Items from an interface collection
#####
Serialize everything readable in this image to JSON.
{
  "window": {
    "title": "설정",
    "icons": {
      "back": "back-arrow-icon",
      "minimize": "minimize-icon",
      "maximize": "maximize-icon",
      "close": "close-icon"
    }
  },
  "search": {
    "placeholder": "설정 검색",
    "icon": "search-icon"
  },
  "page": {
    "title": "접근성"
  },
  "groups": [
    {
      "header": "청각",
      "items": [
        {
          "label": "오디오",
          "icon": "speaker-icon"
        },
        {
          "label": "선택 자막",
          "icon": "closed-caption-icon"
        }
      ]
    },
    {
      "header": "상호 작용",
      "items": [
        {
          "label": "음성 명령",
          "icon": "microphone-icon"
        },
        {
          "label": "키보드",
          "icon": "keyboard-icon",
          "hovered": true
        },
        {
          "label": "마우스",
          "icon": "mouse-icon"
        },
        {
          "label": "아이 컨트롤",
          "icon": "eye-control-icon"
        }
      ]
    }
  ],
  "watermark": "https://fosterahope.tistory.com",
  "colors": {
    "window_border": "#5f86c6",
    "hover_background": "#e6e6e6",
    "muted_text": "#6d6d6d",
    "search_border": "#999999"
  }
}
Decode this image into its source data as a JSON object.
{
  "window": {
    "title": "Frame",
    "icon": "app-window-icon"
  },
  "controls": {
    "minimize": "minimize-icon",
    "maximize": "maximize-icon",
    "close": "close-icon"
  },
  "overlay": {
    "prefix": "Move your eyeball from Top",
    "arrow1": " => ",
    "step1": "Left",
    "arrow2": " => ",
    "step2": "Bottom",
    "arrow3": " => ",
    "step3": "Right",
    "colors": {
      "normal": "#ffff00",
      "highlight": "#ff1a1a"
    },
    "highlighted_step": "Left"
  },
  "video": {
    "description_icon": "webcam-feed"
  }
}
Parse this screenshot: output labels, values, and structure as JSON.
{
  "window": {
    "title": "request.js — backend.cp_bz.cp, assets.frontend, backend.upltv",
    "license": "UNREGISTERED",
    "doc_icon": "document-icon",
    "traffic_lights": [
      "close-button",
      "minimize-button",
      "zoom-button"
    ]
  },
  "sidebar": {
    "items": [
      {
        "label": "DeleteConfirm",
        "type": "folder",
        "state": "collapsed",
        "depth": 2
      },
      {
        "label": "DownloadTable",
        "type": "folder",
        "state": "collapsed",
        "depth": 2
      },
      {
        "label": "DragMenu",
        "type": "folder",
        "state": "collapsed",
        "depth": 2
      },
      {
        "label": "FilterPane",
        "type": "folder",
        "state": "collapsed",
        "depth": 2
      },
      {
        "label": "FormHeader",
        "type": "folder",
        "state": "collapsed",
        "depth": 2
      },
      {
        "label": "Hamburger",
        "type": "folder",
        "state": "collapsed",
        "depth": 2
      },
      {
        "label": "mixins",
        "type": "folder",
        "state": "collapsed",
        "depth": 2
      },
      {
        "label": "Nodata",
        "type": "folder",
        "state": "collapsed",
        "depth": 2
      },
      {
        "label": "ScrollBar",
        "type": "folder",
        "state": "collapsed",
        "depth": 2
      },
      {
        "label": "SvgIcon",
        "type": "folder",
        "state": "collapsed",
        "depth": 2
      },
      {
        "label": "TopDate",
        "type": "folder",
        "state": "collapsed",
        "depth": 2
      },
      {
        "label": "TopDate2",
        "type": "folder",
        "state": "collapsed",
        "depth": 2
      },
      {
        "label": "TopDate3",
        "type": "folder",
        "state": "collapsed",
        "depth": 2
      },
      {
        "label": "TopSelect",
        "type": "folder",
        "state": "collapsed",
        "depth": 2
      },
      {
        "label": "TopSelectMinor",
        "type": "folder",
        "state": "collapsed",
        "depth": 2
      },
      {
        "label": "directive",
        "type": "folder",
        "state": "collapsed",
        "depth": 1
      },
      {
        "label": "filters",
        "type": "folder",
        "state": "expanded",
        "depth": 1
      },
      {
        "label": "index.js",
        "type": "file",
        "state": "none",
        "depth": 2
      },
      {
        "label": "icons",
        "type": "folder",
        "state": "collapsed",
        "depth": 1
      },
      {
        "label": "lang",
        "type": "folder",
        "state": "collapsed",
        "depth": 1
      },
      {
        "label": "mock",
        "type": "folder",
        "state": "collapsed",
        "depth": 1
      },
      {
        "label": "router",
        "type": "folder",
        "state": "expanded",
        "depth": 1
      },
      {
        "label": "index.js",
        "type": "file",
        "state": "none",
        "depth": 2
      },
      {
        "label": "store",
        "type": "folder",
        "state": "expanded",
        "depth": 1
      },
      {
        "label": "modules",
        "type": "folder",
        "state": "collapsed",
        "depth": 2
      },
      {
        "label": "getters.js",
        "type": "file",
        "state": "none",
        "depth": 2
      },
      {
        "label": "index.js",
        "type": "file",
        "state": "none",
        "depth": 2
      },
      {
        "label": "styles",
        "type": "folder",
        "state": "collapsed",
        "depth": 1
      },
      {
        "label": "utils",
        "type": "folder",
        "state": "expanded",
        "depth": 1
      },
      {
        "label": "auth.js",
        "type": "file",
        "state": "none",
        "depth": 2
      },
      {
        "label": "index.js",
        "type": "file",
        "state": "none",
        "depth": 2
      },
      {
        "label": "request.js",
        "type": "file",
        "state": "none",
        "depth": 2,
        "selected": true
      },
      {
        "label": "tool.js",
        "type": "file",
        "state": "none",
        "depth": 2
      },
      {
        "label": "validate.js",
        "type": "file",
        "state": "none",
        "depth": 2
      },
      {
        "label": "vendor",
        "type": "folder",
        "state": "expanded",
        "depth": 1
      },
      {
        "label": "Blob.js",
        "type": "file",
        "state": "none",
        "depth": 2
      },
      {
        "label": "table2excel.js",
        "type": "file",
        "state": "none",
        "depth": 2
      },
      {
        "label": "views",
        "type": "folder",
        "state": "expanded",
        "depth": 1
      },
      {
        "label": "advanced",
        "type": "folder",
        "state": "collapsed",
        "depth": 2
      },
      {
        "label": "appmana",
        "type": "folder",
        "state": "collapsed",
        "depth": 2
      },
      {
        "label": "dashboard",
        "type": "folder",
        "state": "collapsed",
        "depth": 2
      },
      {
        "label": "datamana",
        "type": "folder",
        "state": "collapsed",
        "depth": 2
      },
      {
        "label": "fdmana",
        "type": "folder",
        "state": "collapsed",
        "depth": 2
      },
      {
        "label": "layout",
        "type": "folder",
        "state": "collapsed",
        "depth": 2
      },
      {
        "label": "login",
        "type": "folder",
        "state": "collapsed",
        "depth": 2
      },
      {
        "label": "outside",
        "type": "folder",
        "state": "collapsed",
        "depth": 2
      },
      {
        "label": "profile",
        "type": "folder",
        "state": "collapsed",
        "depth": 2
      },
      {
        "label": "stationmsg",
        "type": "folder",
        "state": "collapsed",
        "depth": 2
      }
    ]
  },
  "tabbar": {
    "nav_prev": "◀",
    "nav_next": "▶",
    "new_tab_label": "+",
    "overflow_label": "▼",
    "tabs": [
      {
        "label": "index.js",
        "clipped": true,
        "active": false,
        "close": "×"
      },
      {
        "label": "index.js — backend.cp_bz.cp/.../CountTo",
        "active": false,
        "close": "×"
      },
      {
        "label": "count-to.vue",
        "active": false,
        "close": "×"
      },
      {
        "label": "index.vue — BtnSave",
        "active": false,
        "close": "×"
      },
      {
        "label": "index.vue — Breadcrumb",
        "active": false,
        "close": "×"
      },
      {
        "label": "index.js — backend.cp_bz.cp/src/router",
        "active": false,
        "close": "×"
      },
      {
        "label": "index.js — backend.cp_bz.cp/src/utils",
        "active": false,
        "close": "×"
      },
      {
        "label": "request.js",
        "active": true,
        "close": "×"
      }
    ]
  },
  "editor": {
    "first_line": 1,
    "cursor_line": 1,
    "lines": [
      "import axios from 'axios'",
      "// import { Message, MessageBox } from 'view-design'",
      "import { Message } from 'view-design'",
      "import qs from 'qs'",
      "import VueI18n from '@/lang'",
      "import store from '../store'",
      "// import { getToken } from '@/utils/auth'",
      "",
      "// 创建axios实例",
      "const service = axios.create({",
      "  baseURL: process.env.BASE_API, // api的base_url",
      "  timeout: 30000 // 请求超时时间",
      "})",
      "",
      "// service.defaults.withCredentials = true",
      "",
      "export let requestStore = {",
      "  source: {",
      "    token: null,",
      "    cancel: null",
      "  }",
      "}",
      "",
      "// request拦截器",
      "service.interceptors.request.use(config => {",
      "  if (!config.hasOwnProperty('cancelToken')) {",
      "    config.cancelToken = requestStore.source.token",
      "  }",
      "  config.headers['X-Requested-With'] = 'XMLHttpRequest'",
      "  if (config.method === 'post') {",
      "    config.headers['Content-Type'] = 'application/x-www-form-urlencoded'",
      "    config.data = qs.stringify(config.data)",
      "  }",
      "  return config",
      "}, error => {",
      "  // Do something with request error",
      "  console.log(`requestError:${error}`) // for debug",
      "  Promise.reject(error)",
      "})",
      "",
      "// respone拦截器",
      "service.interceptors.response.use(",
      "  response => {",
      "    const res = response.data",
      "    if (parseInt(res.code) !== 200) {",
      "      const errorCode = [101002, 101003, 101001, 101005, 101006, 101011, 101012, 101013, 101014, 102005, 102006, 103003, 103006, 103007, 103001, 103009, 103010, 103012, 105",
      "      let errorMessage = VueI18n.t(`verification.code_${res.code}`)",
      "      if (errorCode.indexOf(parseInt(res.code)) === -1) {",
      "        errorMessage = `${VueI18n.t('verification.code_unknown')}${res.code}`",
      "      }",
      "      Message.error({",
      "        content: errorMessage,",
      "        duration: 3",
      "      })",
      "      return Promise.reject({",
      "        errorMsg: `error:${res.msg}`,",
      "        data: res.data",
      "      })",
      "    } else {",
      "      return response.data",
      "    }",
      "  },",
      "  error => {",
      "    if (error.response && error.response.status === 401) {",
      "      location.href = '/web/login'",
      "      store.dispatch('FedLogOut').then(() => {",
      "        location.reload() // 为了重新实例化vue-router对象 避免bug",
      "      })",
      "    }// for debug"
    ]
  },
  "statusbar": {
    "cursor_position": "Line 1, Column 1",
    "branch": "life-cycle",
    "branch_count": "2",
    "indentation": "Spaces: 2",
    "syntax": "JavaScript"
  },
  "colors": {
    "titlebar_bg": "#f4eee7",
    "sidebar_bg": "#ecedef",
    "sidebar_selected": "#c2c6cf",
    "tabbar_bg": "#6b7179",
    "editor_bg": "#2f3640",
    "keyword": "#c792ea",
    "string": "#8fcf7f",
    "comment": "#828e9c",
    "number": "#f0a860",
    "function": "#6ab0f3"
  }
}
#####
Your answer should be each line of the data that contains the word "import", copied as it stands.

      "import axios from 'axios'",
      "// import { Message, MessageBox } from 'view-design'",
      "import { Message } from 'view-design'",
      "import qs from 'qs'",
      "import VueI18n from '@/lang'",
      "import store from '../store'",
      "// import { getToken } from '@/utils/auth'",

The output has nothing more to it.